● **What you should do**
Select and reproduce each line of the listing below that bears the string "JSON".

● **Material for this task**

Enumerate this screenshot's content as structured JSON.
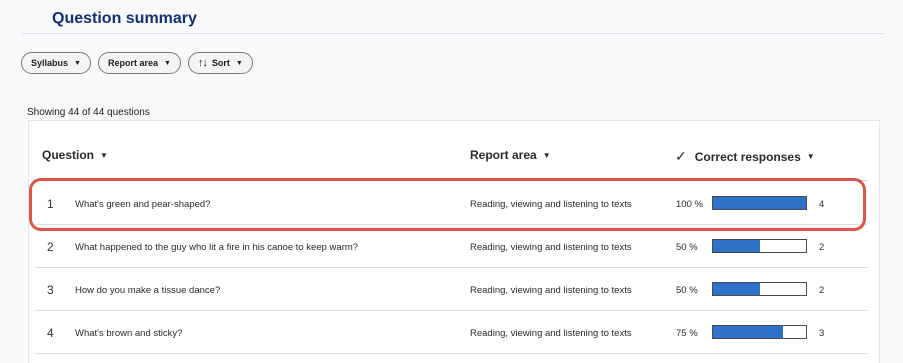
{
  "page": {
    "title": "Question summary"
  },
  "filters": {
    "syllabus_label": "Syllabus",
    "report_area_label": "Report area",
    "sort_label": "Sort"
  },
  "summary": {
    "showing_text": "Showing 44 of 44 questions"
  },
  "table": {
    "columns": {
      "question": "Question",
      "report_area": "Report area",
      "correct": "Correct responses"
    },
    "rows": [
      {
        "num": "1",
        "question": "What's green and pear-shaped?",
        "area": "Reading, viewing and listening to texts",
        "pct_text": "100 %",
        "pct": 100,
        "count": "4"
      },
      {
        "num": "2",
        "question": "What happened to the guy who lit a fire in his canoe to keep warm?",
        "area": "Reading, viewing and listening to texts",
        "pct_text": "50 %",
        "pct": 50,
        "count": "2"
      },
      {
        "num": "3",
        "question": "How do you make a tissue dance?",
        "area": "Reading, viewing and listening to texts",
        "pct_text": "50 %",
        "pct": 50,
        "count": "2"
      },
      {
        "num": "4",
        "question": "What's brown and sticky?",
        "area": "Reading, viewing and listening to texts",
        "pct_text": "75 %",
        "pct": 75,
        "count": "3"
      }
    ]
  },
  "icons": {
    "caret": "caret-down-icon",
    "sort": "sort-arrows-icon",
    "check": "checkmark-icon"
  },
  "colors": {
    "accent": "#2e72c8",
    "title": "#16306b",
    "highlight": "#d7574b"
  }
}
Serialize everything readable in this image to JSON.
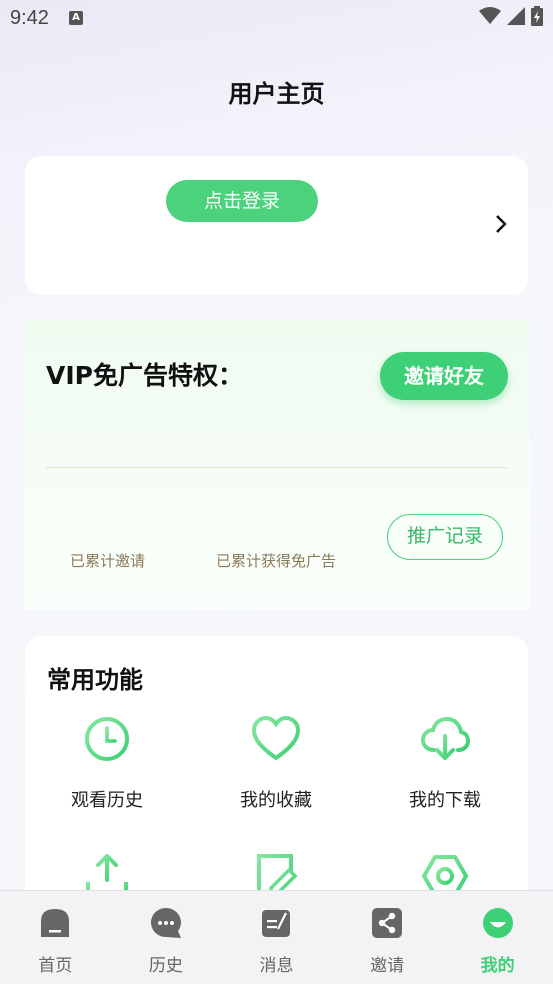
{
  "status_bar": {
    "time": "9:42",
    "notification_letter": "A"
  },
  "page_title": "用户主页",
  "login": {
    "button_label": "点击登录"
  },
  "vip": {
    "title": "VIP免广告特权：",
    "invite_button": "邀请好友",
    "promo_button": "推广记录",
    "stat_invited_label": "已累计邀请",
    "stat_adfree_label": "已累计获得免广告"
  },
  "functions": {
    "title": "常用功能",
    "items": [
      {
        "label": "观看历史",
        "icon": "clock-icon"
      },
      {
        "label": "我的收藏",
        "icon": "heart-icon"
      },
      {
        "label": "我的下载",
        "icon": "cloud-download-icon"
      }
    ]
  },
  "tabs": [
    {
      "label": "首页",
      "icon": "home-icon"
    },
    {
      "label": "历史",
      "icon": "chat-bubble-icon"
    },
    {
      "label": "消息",
      "icon": "message-icon"
    },
    {
      "label": "邀请",
      "icon": "share-icon"
    },
    {
      "label": "我的",
      "icon": "profile-icon",
      "active": true
    }
  ],
  "colors": {
    "accent": "#3ed077",
    "promo_text": "#3bb86a",
    "stat_text": "#8a7a5c"
  }
}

● **Task answer**
Enumerate this screenshot's content as structured JSON.
Serialize everything readable in this image to JSON.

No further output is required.